It is that time of year when you may have rolled over funds during 2019 from a previous IRA or 401(k) to your new self-directed IRA or self-administered 401(k) plan. While you may not consider this rollover a distribution (“John, I just rolled over the funds as a non-taxable rollover”), the IRS does still consider this to be a distribution….it is just a matter of whether or not is is taxable to you. In short, if you moved 100% of your rollover to the new IRA or 401(k) in the name of the IRA or plan, and report everything correctly, it will be a non-taxable distribution.

How do I know how much to report (hint: think 1099-R)

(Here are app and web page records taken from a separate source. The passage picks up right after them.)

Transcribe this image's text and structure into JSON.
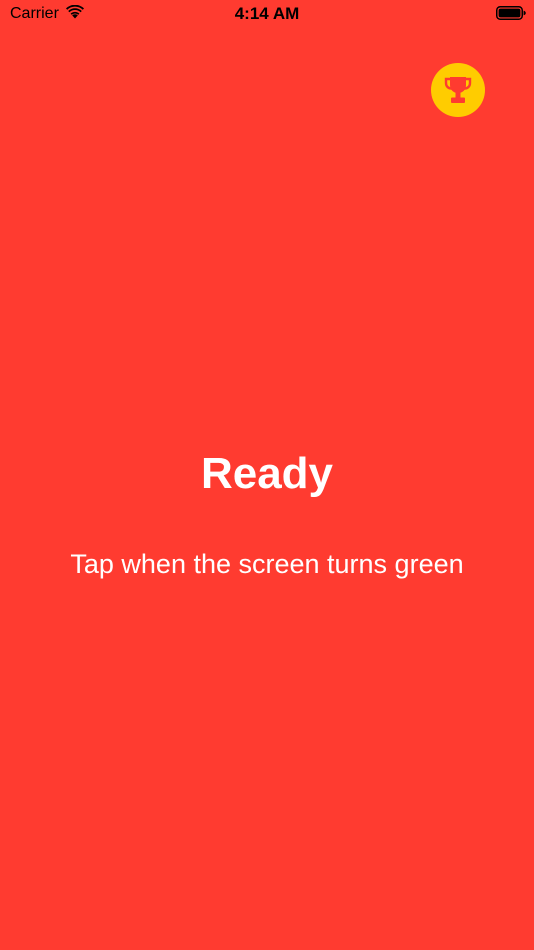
{
  "status_bar": {
    "carrier": "Carrier",
    "time": "4:14 AM",
    "wifi_icon": "wifi-icon",
    "battery_icon": "battery-icon"
  },
  "header": {
    "trophy_icon": "trophy-icon"
  },
  "main": {
    "title": "Ready",
    "subtitle": "Tap when the screen turns green"
  },
  "colors": {
    "background": "#FF3B30",
    "trophy_button": "#FFCC00",
    "trophy_icon": "#FF3B30",
    "text": "#FFFFFF"
  }
}
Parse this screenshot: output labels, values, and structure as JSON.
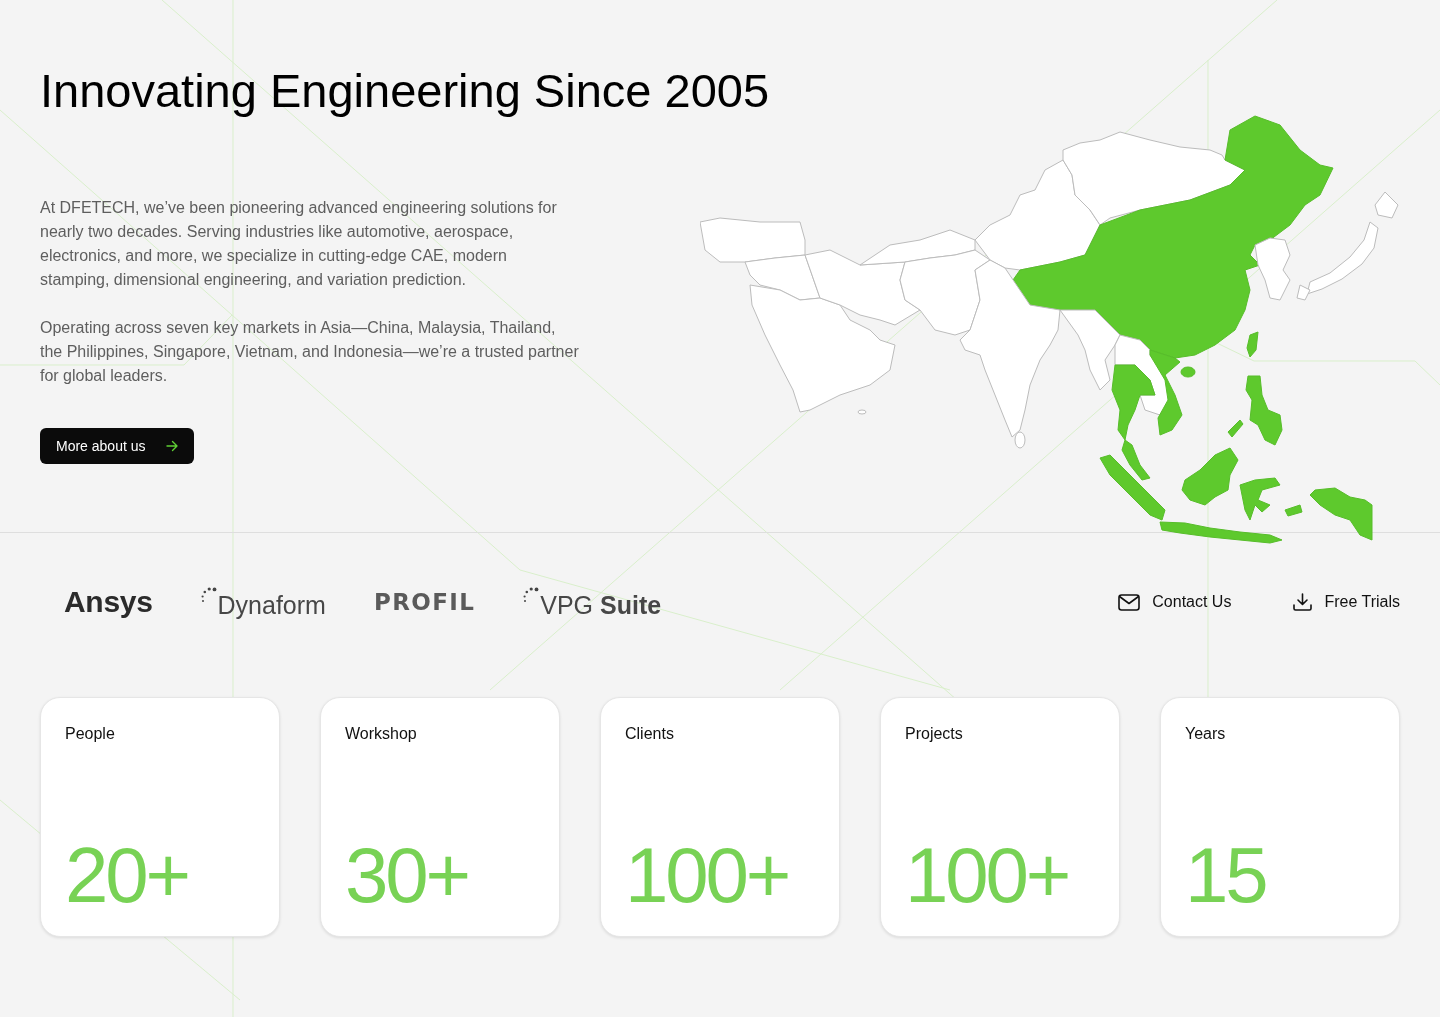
{
  "hero": {
    "title": "Innovating Engineering Since 2005",
    "paragraphs": [
      "At DFETECH, we’ve been pioneering advanced engineering solutions for nearly two decades. Serving industries like automotive, aerospace, electronics, and more, we specialize in cutting-edge CAE, modern stamping, dimensional engineering, and variation prediction.",
      "Operating across seven key markets in Asia—China, Malaysia, Thailand, the Philippines, Singapore, Vietnam, and Indonesia—we’re a trusted partner for global leaders."
    ],
    "button": {
      "label": "More about us"
    }
  },
  "partners": [
    {
      "name": "Ansys",
      "kind": "bold"
    },
    {
      "name": "Dynaform",
      "kind": "dots"
    },
    {
      "name": "PROFIL",
      "kind": "heavy"
    },
    {
      "name": "VPG **Suite**",
      "kind": "dots"
    }
  ],
  "actions": [
    {
      "label": "Contact Us",
      "kind": "mail"
    },
    {
      "label": "Free Trials",
      "kind": "download"
    }
  ],
  "stats": [
    {
      "label": "People",
      "value": "20+"
    },
    {
      "label": "Workshop",
      "value": "30+"
    },
    {
      "label": "Clients",
      "value": "100+"
    },
    {
      "label": "Projects",
      "value": "100+"
    },
    {
      "label": "Years",
      "value": "15"
    }
  ]
}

Well, for the majority of you, you will know as it will be the entire amount that you rolled over. But, let’s break it down:

When you rollover funds from either a previous IRA or old 401(k) plan, the custodian/administrator is going to send you and the IRS a 1099-R form which will show the entire amount of the distribution that they distributed. The good news is provided the rollover check was to not to you (there are some limited exceptions), and the  previous custodian/administrator correctly coded the form with a “G” coding, this code tells the IRS that the distribution is a non-taxable rollover. But, even if this is done correctly, it does not preclude you from also reporting this distribution/rollover on your 1040. Think of the concept of the “left and right hands” doing the same thing.

Reporting the rollover on your 2019 1040

You probably wouldn’t know this, but over the years, the reporting requirement of an IRA or 401(k) distribution virtually has not changed on the 1040. Effective for 2018? It did change! There is no sense regurgitating the old rules, so let’s indicate how you need to report the rollover for 2019.

Here’s a tip:  If you have IRA distributions and/or other retirement plan distributions, unlike in prior years when you entered these amounts on different lines on the 1040, you will now combine any and all sources and report these distributions on the same line! In all previous years, there were two lines: one to report IRA distributions and the second line to report qualified plan rollovers.

Effective with the 2018 1040, this will now be accomplished through Line 4 (a & b). The basic premise of the reporting is still the same, but let’s use the following examples:

Rolling over your IRA (non-Roth) to Solo-K plan

*Enter the entire amount of the distribution reported on the 1099-R (box 1) on Line 4(a)

*Write “Rollover” next to Line 4(b)

*If the total distribution was rolled over to the plan, enter -0-

I always suggest attaching a brief note…it can be very brief…stating you executed a non-taxable rollover from your IRA to a Qualified Plan (e.g., 401(k)).

More That One Distribution?

If you  received more than one distribution (e.g., rolling over more than 1 IRA or old employer’s 401(k) that you rollover over to your 401(k), rinse and repeat. Enter the total amount on Line 4(a) and the taxable amount to you (should be $0) on Line 4(b).

Remember the tip above.

Rolling over a previous employer’s 401(k) to Solo-K

*Enter the entire amount of the distribution reported on the 1099-R (box 1) on Line 4(a)

*Write “Rollover” next to Line 4(b)

*If the total distribution was rollover over to the plan, enter -0-.

Again, I always suggest the brief note as well. And remember the tip above.

Rolling over a previous employer’s 401(k) to your Self-Directed IRA

Same as above, just different actors.

Please note that there are other types of rollovers from other plans (e.g., 403(b), 457) to your IRA or 401(k). Same basic rules apply. The key is that you report this!

Finally, do not forget your CPA or online tax services!

You should always review your rollover with whichever service you are using to make sure it is reported correctly. Reporting requirements/nuances can change, so having a look-over from your tax preparer is strongly suggested.

If you don’t report?

Give the IRS about 2 years and they will send you a letter asking for tax dollars they think you owe them since you did not report the rollover on your 1040. Moral of the story….just do it and don’t forget. There is no sense putting yourself in that position.

As always, any information provided is not intended, nor should be interpreted, as tax, legal, financial or investment advice. You must always consult with your respective tax or legal professional on all such issues.